■ EXERCISE OBJECTIVE
Your answer should consist of the lines below that hold the word "text".

■ Records from a collection
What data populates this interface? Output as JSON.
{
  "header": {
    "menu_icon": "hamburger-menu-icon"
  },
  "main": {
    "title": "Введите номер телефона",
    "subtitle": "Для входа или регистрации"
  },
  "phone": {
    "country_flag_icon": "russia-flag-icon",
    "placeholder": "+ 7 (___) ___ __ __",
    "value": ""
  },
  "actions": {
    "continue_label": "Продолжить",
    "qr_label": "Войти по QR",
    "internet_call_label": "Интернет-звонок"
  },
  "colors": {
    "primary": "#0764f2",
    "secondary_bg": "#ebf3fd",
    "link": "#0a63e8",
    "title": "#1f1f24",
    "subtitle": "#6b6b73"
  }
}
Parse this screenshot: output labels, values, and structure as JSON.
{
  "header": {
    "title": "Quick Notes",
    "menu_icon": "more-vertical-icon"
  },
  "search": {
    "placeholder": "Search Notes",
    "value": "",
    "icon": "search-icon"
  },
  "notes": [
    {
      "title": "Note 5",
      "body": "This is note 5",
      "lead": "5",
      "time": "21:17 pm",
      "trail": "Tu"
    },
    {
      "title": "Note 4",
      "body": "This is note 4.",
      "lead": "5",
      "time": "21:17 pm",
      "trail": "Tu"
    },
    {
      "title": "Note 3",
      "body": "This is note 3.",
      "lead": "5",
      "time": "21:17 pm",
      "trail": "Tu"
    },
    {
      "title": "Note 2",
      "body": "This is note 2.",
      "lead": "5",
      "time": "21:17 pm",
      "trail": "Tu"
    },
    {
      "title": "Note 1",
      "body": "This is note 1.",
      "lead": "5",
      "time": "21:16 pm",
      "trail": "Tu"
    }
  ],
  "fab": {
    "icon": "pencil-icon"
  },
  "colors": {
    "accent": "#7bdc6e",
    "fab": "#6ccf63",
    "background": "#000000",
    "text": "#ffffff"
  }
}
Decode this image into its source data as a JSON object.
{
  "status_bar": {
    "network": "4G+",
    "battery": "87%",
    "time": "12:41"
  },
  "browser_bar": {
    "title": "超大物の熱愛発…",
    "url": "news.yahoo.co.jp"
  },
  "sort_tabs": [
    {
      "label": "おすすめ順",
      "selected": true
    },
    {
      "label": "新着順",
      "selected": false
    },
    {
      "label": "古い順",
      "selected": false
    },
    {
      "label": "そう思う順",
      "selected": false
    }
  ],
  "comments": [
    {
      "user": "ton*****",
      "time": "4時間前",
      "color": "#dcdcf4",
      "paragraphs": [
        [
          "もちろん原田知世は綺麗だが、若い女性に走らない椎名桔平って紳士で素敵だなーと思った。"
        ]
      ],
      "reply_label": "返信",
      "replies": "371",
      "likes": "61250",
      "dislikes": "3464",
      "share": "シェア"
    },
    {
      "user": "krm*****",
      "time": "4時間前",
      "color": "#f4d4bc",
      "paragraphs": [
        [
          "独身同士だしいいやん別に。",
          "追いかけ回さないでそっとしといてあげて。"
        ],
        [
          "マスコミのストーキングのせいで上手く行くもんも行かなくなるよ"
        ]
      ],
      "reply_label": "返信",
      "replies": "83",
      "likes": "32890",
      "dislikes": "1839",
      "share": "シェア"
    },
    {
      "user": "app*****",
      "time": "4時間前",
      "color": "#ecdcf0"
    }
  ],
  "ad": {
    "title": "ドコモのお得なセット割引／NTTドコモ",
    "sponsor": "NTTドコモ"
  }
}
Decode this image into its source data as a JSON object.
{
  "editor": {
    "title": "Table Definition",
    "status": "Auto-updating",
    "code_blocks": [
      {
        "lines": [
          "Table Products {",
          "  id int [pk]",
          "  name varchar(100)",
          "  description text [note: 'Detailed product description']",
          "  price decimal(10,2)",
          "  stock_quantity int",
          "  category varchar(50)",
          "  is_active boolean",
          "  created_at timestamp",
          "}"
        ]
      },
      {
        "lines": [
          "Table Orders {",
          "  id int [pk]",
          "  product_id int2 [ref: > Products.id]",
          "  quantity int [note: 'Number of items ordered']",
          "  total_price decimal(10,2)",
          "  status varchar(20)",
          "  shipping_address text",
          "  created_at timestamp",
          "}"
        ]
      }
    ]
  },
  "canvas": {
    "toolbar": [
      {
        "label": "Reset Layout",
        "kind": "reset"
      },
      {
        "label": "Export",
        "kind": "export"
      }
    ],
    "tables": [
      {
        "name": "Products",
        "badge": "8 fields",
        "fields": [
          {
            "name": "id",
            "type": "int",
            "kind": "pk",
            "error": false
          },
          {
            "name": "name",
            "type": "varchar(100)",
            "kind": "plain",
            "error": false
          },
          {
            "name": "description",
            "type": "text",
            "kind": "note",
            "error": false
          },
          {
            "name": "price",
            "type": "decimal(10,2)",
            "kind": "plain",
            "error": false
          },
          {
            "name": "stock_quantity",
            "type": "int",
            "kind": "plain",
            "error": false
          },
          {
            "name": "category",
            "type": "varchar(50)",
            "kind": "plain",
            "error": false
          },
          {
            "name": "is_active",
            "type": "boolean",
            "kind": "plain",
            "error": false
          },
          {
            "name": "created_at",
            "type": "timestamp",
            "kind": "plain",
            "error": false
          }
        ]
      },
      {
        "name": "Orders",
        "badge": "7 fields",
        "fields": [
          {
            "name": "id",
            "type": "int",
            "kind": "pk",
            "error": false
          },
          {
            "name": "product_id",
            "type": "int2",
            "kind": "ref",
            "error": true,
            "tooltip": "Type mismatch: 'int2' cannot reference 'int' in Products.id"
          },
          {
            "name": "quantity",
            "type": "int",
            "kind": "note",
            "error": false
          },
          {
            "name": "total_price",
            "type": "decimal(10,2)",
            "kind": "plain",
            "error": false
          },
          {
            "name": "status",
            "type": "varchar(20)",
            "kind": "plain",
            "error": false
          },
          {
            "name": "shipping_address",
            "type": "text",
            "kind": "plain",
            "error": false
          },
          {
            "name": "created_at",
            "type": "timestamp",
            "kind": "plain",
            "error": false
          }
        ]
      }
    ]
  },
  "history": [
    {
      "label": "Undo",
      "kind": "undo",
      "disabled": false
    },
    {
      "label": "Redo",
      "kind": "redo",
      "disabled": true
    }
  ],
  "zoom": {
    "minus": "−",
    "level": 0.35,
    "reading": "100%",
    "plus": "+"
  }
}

■ FINISHED TASK
    "text": "#ffffff"
          "  description text [note: 'Detailed product description']",
          "  shipping_address text",
            "type": "text",
            "type": "text",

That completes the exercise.